*Data extracts*
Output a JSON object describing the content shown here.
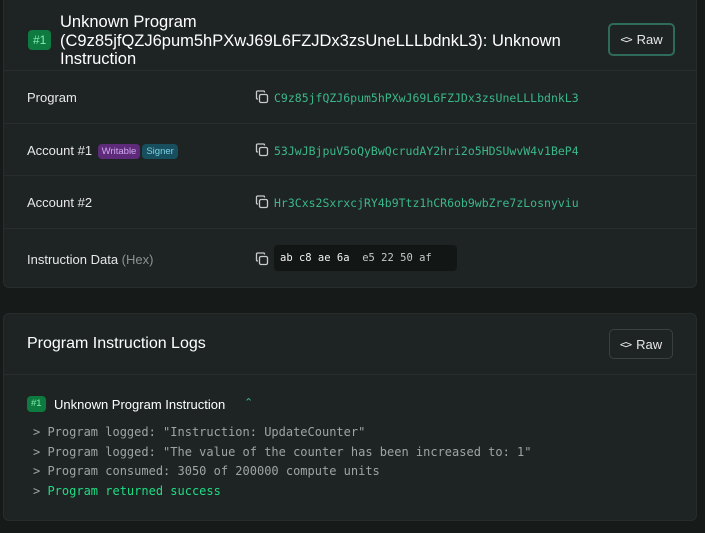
{
  "instruction_card": {
    "index_badge": "#1",
    "title": "Unknown Program (C9z85jfQZJ6pum5hPXwJ69L6FZJDx3zsUneLLLbdnkL3): Unknown Instruction",
    "raw_button_label": "Raw",
    "rows": {
      "program": {
        "label": "Program",
        "value": "C9z85jfQZJ6pum5hPXwJ69L6FZJDx3zsUneLLLbdnkL3"
      },
      "account1": {
        "label": "Account #1",
        "badge_writable": "Writable",
        "badge_signer": "Signer",
        "value": "53JwJBjpuV5oQyBwQcrudAY2hri2o5HDSUwvW4v1BeP4"
      },
      "account2": {
        "label": "Account #2",
        "value": "Hr3Cxs2SxrxcjRY4b9Ttz1hCR6ob9wbZre7zLosnyviu"
      },
      "instruction_data": {
        "label": "Instruction Data",
        "suffix": "(Hex)",
        "hex_part1": "ab c8 ae 6a",
        "hex_part2": "e5 22 50 af"
      }
    }
  },
  "logs_card": {
    "title": "Program Instruction Logs",
    "raw_button_label": "Raw",
    "entry": {
      "index_badge": "#1",
      "title": "Unknown Program Instruction",
      "lines": {
        "l1": "> Program logged: \"Instruction: UpdateCounter\"",
        "l2": "> Program logged: \"The value of the counter has been increased to: 1\"",
        "l3": "> Program consumed: 3050 of 200000 compute units",
        "l4_prefix": "> ",
        "l4_text": "Program returned success"
      }
    }
  },
  "icons": {
    "copy": "copy-icon",
    "code": "code-icon",
    "chevron_up": "chevron-up-icon"
  },
  "colors": {
    "background": "#161a19",
    "card": "#1e2423",
    "accent_green": "#3bb78a",
    "success": "#1fdc84",
    "writable_badge": "#5d2b7a",
    "signer_badge": "#174f5e"
  }
}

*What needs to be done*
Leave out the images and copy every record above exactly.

*Response area*
Output a JSON object describing the content shown here.
{
  "instruction_card": {
    "index_badge": "#1",
    "title": "Unknown Program (C9z85jfQZJ6pum5hPXwJ69L6FZJDx3zsUneLLLbdnkL3): Unknown Instruction",
    "raw_button_label": "Raw",
    "rows": {
      "program": {
        "label": "Program",
        "value": "C9z85jfQZJ6pum5hPXwJ69L6FZJDx3zsUneLLLbdnkL3"
      },
      "account1": {
        "label": "Account #1",
        "badge_writable": "Writable",
        "badge_signer": "Signer",
        "value": "53JwJBjpuV5oQyBwQcrudAY2hri2o5HDSUwvW4v1BeP4"
      },
      "account2": {
        "label": "Account #2",
        "value": "Hr3Cxs2SxrxcjRY4b9Ttz1hCR6ob9wbZre7zLosnyviu"
      },
      "instruction_data": {
        "label": "Instruction Data",
        "suffix": "(Hex)",
        "hex_part1": "ab c8 ae 6a",
        "hex_part2": "e5 22 50 af"
      }
    }
  },
  "logs_card": {
    "title": "Program Instruction Logs",
    "raw_button_label": "Raw",
    "entry": {
      "index_badge": "#1",
      "title": "Unknown Program Instruction",
      "lines": {
        "l1": "> Program logged: \"Instruction: UpdateCounter\"",
        "l2": "> Program logged: \"The value of the counter has been increased to: 1\"",
        "l3": "> Program consumed: 3050 of 200000 compute units",
        "l4_prefix": "> ",
        "l4_text": "Program returned success"
      }
    }
  },
  "icons": {
    "copy": "copy-icon",
    "code": "code-icon",
    "chevron_up": "chevron-up-icon"
  },
  "colors": {
    "background": "#161a19",
    "card": "#1e2423",
    "accent_green": "#3bb78a",
    "success": "#1fdc84",
    "writable_badge": "#5d2b7a",
    "signer_badge": "#174f5e"
  }
}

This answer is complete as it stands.